This one-day 8-hour course covers the basics of the effective-medium theory. It demonstrates how to connect the measured velocities of elastic waves and other physical properties with rock structure, shape, orientation and level of consolidation of cracks and pores filled with various substances.

Generally, rocks can possess anisotropic physical properties. Main approaches to building mathematical models of reservoirs of various types - carbonate, terrigenous, shale – are described. For each reservoir type parameters of the model which impact its physical properties are determined. The course gives examples of solving various problems of exploration geophysics based on the effective-medium theory, namely:

  • determining geometry of voids based on measured physical properties (lab and GIS data);
  • building anisotropic velocity model of shale rocks based on GIS data and its upscaling for frequencies of cross-borehole tomography, which are used to monitor hydrofracturing;
  • determining anisotropic rock physics of clays factoring in the impact of bound water.


Download presentation "The effective-medium theory in exploration geophysics.

Experimental approaches to rock physics investigations

Lecturer – Maxim Lebedev, professor of Curtin University (Perth, Australia), took part in creating and is now heading the experimental laboratory for studying rock physics at the Department of Geophysics. He is the author of over 100 publications and holds 10 scientific patents in different fields of science and technology.


The goal of the course is to give an overview of the basics of up-to-date techniques and devices used for studying rock physics and the necessity of their appliance for processing geological survey data. The course consists of a series of interconnected lectures. Each lecture is built on the easy to complex principle and is well-supplied with visual aid.
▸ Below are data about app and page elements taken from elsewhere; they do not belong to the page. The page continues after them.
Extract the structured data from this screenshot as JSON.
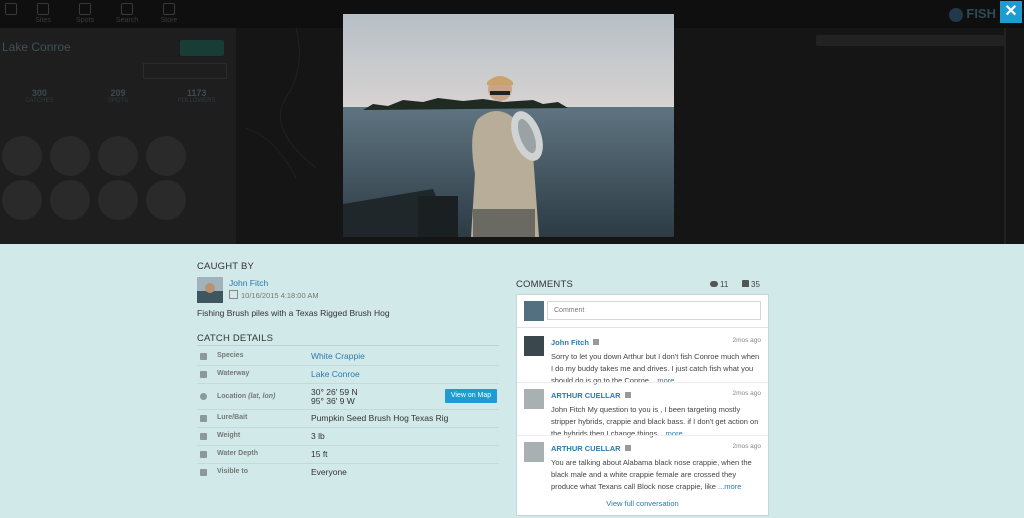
{
  "background": {
    "nav": [
      "Sites",
      "Spots",
      "Search",
      "Store"
    ],
    "lake_title": "Lake Conroe",
    "stats": [
      {
        "value": "300",
        "label": "CATCHES"
      },
      {
        "value": "209",
        "label": "SPOTS"
      },
      {
        "value": "1173",
        "label": "FOLLOWERS"
      }
    ]
  },
  "close": {
    "glyph": "✕"
  },
  "caught_by": {
    "heading": "CAUGHT BY",
    "name": "John Fitch",
    "date": "10/16/2015 4:18:00 AM",
    "description": "Fishing Brush piles with a Texas Rigged Brush Hog"
  },
  "catch_details": {
    "heading": "CATCH DETAILS",
    "rows": [
      {
        "label": "Species",
        "value": "White Crappie"
      },
      {
        "label": "Waterway",
        "value": "Lake Conroe"
      },
      {
        "label": "Location",
        "label_suffix": "(lat, lon)",
        "value": "30° 26' 59 N",
        "value2": "95° 36' 9 W"
      },
      {
        "label": "Lure/Bait",
        "value": "Pumpkin Seed Brush Hog Texas Rig"
      },
      {
        "label": "Weight",
        "value": "3 lb"
      },
      {
        "label": "Water Depth",
        "value": "15 ft"
      },
      {
        "label": "Visible to",
        "value": "Everyone"
      }
    ],
    "map_button": "View on Map"
  },
  "comments": {
    "heading": "COMMENTS",
    "comment_count": "11",
    "like_count": "35",
    "placeholder": "Comment",
    "items": [
      {
        "author": "John Fitch",
        "time": "2mos ago",
        "text": "Sorry to let you down Arthur but I don't fish Conroe much when I do my buddy takes me and drives. I just catch fish what you should do is go to the Conroe",
        "more": "...more"
      },
      {
        "author": "ARTHUR CUELLAR",
        "time": "2mos ago",
        "text": "John Fitch My question to you is , I been targeting mostly stripper hybrids, crappie and black bass. if I don't get action on the hybrids then I change things",
        "more": "...more"
      },
      {
        "author": "ARTHUR CUELLAR",
        "time": "2mos ago",
        "text": "You are talking about Alabama black nose crappie, when the black male and a white crappie female are crossed they produce what Texans call Block nose crappie, like",
        "more": "...more"
      }
    ],
    "view_full": "View full conversation"
  },
  "colors": {
    "accent": "#1e9bd0",
    "link": "#2a7ab0",
    "panel_bg": "#d1e9e8"
  }
}
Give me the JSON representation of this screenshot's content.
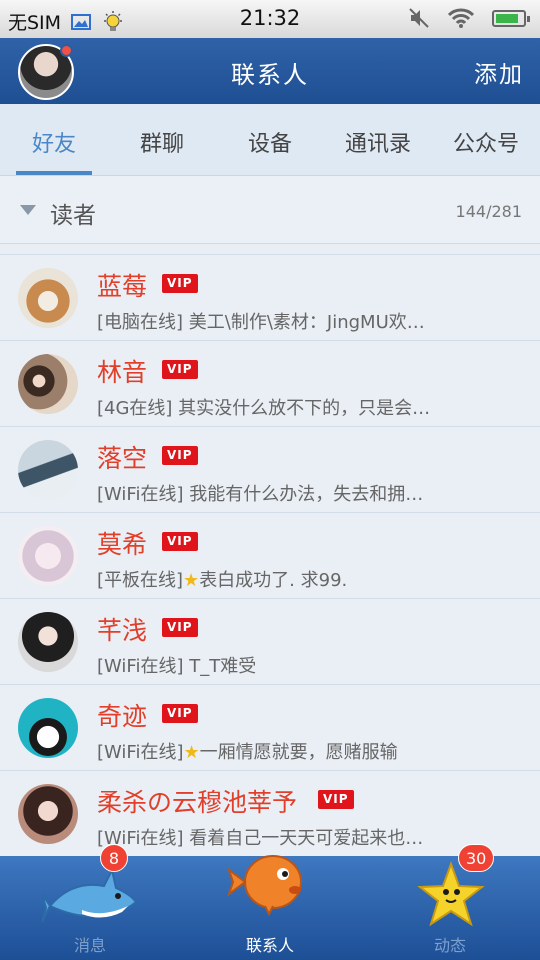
{
  "status_bar": {
    "carrier": "无SIM",
    "time": "21:32"
  },
  "header": {
    "title": "联系人",
    "add_label": "添加"
  },
  "tabs": [
    {
      "label": "好友",
      "active": true
    },
    {
      "label": "群聊",
      "active": false
    },
    {
      "label": "设备",
      "active": false
    },
    {
      "label": "通讯录",
      "active": false
    },
    {
      "label": "公众号",
      "active": false
    }
  ],
  "group": {
    "name": "读者",
    "count": "144/281"
  },
  "contacts": [
    {
      "name": "蓝莓",
      "vip": "VIP",
      "status": "[电脑在线] 美工\\制作\\素材：JingMU欢…"
    },
    {
      "name": "林音",
      "vip": "VIP",
      "status": "[4G在线] 其实没什么放不下的，只是会…"
    },
    {
      "name": "落空",
      "vip": "VIP",
      "status": "[WiFi在线] 我能有什么办法，失去和拥…"
    },
    {
      "name": "莫希",
      "vip": "VIP",
      "status_prefix": "[平板在线]",
      "status_star": "★",
      "status_suffix": "表白成功了. 求99."
    },
    {
      "name": "芊浅",
      "vip": "VIP",
      "status": "[WiFi在线] T_T难受"
    },
    {
      "name": "奇迹",
      "vip": "VIP",
      "status_prefix": "[WiFi在线]",
      "status_star": "★",
      "status_suffix": "一厢情愿就要，愿赌服输"
    },
    {
      "name": "柔杀の云穆池莘予",
      "vip": "VIP",
      "status": "[WiFi在线] 看着自己一天天可爱起来也…"
    }
  ],
  "bottom_bar": {
    "messages": {
      "label": "消息",
      "badge": "8"
    },
    "contacts": {
      "label": "联系人"
    },
    "moments": {
      "label": "动态",
      "badge": "30"
    }
  },
  "colors": {
    "header_blue": "#2f62a8",
    "accent_blue": "#4b86c6",
    "name_red": "#e23f2a",
    "vip_red": "#e0151b",
    "badge_red": "#ef4234"
  }
}
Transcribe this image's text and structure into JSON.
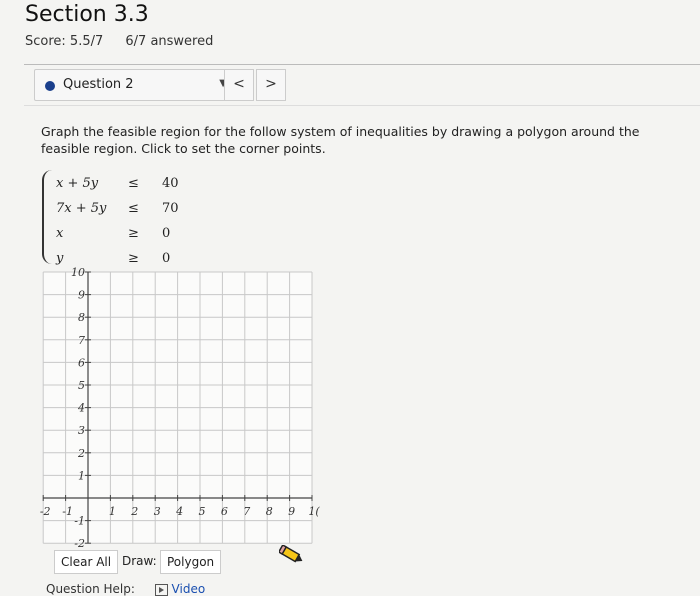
{
  "header": {
    "title": "Section 3.3",
    "score": "Score: 5.5/7",
    "answered": "6/7 answered"
  },
  "question_nav": {
    "selected": "Question 2",
    "caret_icon": "caret-down-icon",
    "prev_label": "<",
    "next_label": ">"
  },
  "question": {
    "prompt": "Graph the feasible region for the follow system of inequalities by drawing a polygon around the feasible region. Click to set the corner points.",
    "system": [
      {
        "lhs": "x + 5y",
        "op": "≤",
        "rhs": "40"
      },
      {
        "lhs": "7x + 5y",
        "op": "≤",
        "rhs": "70"
      },
      {
        "lhs": "x",
        "op": "≥",
        "rhs": "0"
      },
      {
        "lhs": "y",
        "op": "≥",
        "rhs": "0"
      }
    ]
  },
  "graph": {
    "x_ticks": [
      "-2",
      "-1",
      "1",
      "2",
      "3",
      "4",
      "5",
      "6",
      "7",
      "8",
      "9",
      "10"
    ],
    "y_ticks": [
      "10",
      "9",
      "8",
      "7",
      "6",
      "5",
      "4",
      "3",
      "2",
      "1",
      "-1",
      "-2"
    ],
    "x_last_label_display": "1(",
    "xlim": [
      -2,
      10
    ],
    "ylim": [
      -2,
      10
    ],
    "grid": true
  },
  "toolbar": {
    "clear_all": "Clear All",
    "draw_label": "Draw:",
    "polygon": "Polygon",
    "pencil_icon": "pencil-icon"
  },
  "help": {
    "label": "Question Help:",
    "video": "Video",
    "video_icon": "play-video-icon"
  }
}
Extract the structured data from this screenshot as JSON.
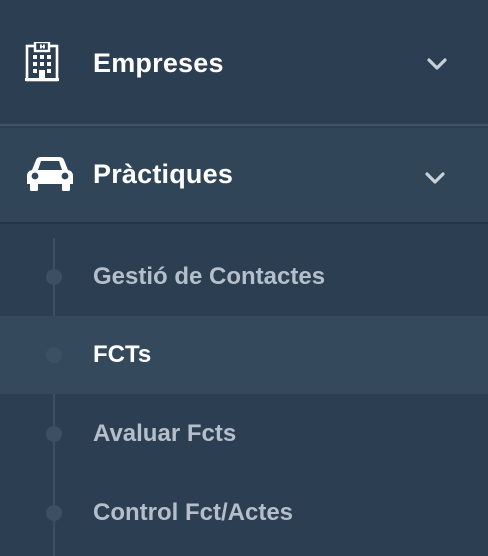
{
  "menu": {
    "empreses": {
      "label": "Empreses",
      "icon": "building-icon",
      "expanded": false
    },
    "practiques": {
      "label": "Pràctiques",
      "icon": "car-icon",
      "expanded": true,
      "items": [
        {
          "label": "Gestió de Contactes",
          "active": false
        },
        {
          "label": "FCTs",
          "active": true
        },
        {
          "label": "Avaluar Fcts",
          "active": false
        },
        {
          "label": "Control Fct/Actes",
          "active": false
        }
      ]
    }
  },
  "colors": {
    "background": "#2c3e52",
    "active_item_background": "#34495c",
    "text_primary": "#ffffff",
    "text_secondary": "#b4bfca"
  }
}
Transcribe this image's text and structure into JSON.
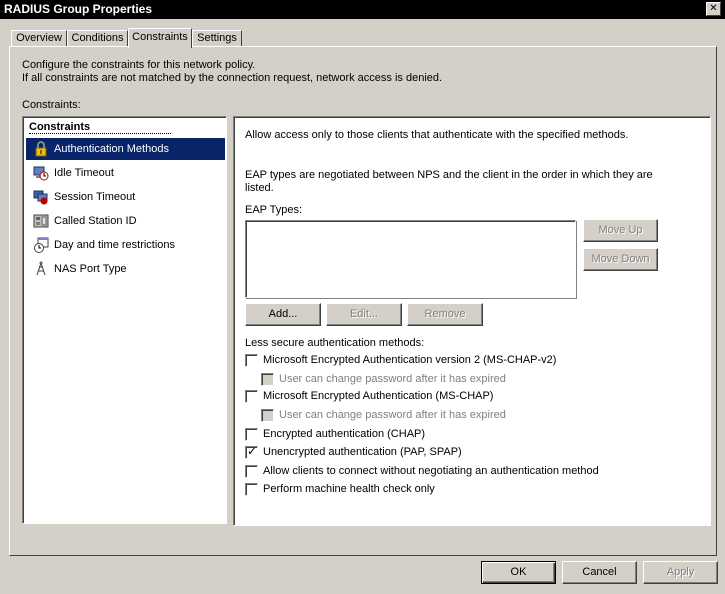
{
  "window": {
    "title": "RADIUS Group Properties",
    "close_glyph": "✕"
  },
  "tabs": [
    {
      "label": "Overview"
    },
    {
      "label": "Conditions"
    },
    {
      "label": "Constraints"
    },
    {
      "label": "Settings"
    }
  ],
  "description": {
    "line1": "Configure the constraints for this network policy.",
    "line2": "If all constraints are not matched by the connection request, network access is denied."
  },
  "constraints_label": "Constraints:",
  "list": {
    "header": "Constraints",
    "items": [
      {
        "label": "Authentication Methods",
        "icon": "lock-icon"
      },
      {
        "label": "Idle Timeout",
        "icon": "idle-timeout-icon"
      },
      {
        "label": "Session Timeout",
        "icon": "session-timeout-icon"
      },
      {
        "label": "Called Station ID",
        "icon": "phone-icon"
      },
      {
        "label": "Day and time restrictions",
        "icon": "calendar-clock-icon"
      },
      {
        "label": "NAS Port Type",
        "icon": "network-port-icon"
      }
    ]
  },
  "detail": {
    "intro": "Allow access only to those clients that authenticate with the specified methods.",
    "eap_desc_line1": "EAP types are negotiated between NPS and the client in the order in which they are",
    "eap_desc_line2": "listed.",
    "eap_types_label": "EAP Types:",
    "move_up": "Move Up",
    "move_down": "Move Down",
    "add": "Add...",
    "edit": "Edit...",
    "remove": "Remove",
    "less_secure_label": "Less secure authentication methods:",
    "options": [
      {
        "label": "Microsoft Encrypted Authentication version 2 (MS-CHAP-v2)",
        "checked": false,
        "disabled": false
      },
      {
        "label": "User can change password after it has expired",
        "checked": false,
        "disabled": true
      },
      {
        "label": "Microsoft Encrypted Authentication (MS-CHAP)",
        "checked": false,
        "disabled": false
      },
      {
        "label": "User can change password after it has expired",
        "checked": false,
        "disabled": true
      },
      {
        "label": "Encrypted authentication (CHAP)",
        "checked": false,
        "disabled": false
      },
      {
        "label": "Unencrypted authentication (PAP, SPAP)",
        "checked": true,
        "disabled": false
      },
      {
        "label": "Allow clients to connect without negotiating an authentication method",
        "checked": false,
        "disabled": false
      },
      {
        "label": "Perform machine health check only",
        "checked": false,
        "disabled": false
      }
    ],
    "check_glyph": "✓"
  },
  "footer": {
    "ok": "OK",
    "cancel": "Cancel",
    "apply": "Apply"
  },
  "colors": {
    "selection": "#0a246a",
    "face": "#d4d0c8"
  }
}
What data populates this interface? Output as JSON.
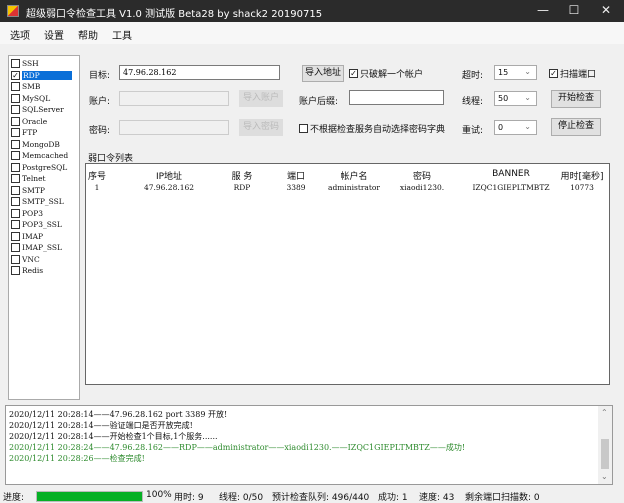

  • The course is targeted at specialists in geophysics and petrophysics, covering the following issues:
  • necessity and feasibility of laboratory investigations, laboratory systems for detecting petrophysical properties and chemical structure of core samples;
  • systems for laboratory modeling reservoir pressures and temperatures
  • laboratory systems for investigating static and dynamic elasticity moduli;
  • laboratory systems for simultaneous investigations of acoustic properties and visualization of fluid distribution at fluid pumping into the sample;
  • laboratory systems for anisotropic rock investigations;
  • X-ray tomography for studying 3D rock structure;
  • occupational safety requirements;
  • measurement errors.



Waveform modeling and inversion, specifically in porous and fractured rocks

Presented by Marwan Charara - a research program manager of Schlumberger Moscow Research and principal research scientist. He is in charge of research program dedicated to multi-physics numerical modelling and full waveform inversion. He received his MS and PhD degrees in geophysics from the Institut de Physique du Globe de Paris in 1996 under the supervision of Prof. Albert Tarantola. He holds 10 patents and has published over 30 technical papers.


Waveform inversion is an iterative tomographic technique that seeks to find a highly-resolved quantitative model of the sub-surface that is able to explain all aspects of a recorded seismic wavefield – that is, it seeks a match to the raw field data, in detail,“wiggle-for-wiggle”. Each iteration consists of modeling the wave propagation of the actual source in the current medium and modeling the wave propagation of residuals as if they were sources acting backward in time.The method is capable of incorporating the full physics of elastic wave propagation including arbitrarily complicated anisotropy and attenuation. It lends itself readily to joint inversion of different types and scales of data, and to the incorporation of rock-physics and other apriori information.

The lecture review:

  • how heterogeneities such as porosity and fracture influence seismic physical properties;
  • the different numerical methods for solving the elasto-dynamic wave equations;
  • the theoretical framework for the elastic full waveform inversion.

The lecture is illustrated by simple syntheticexamples but also by real case studies.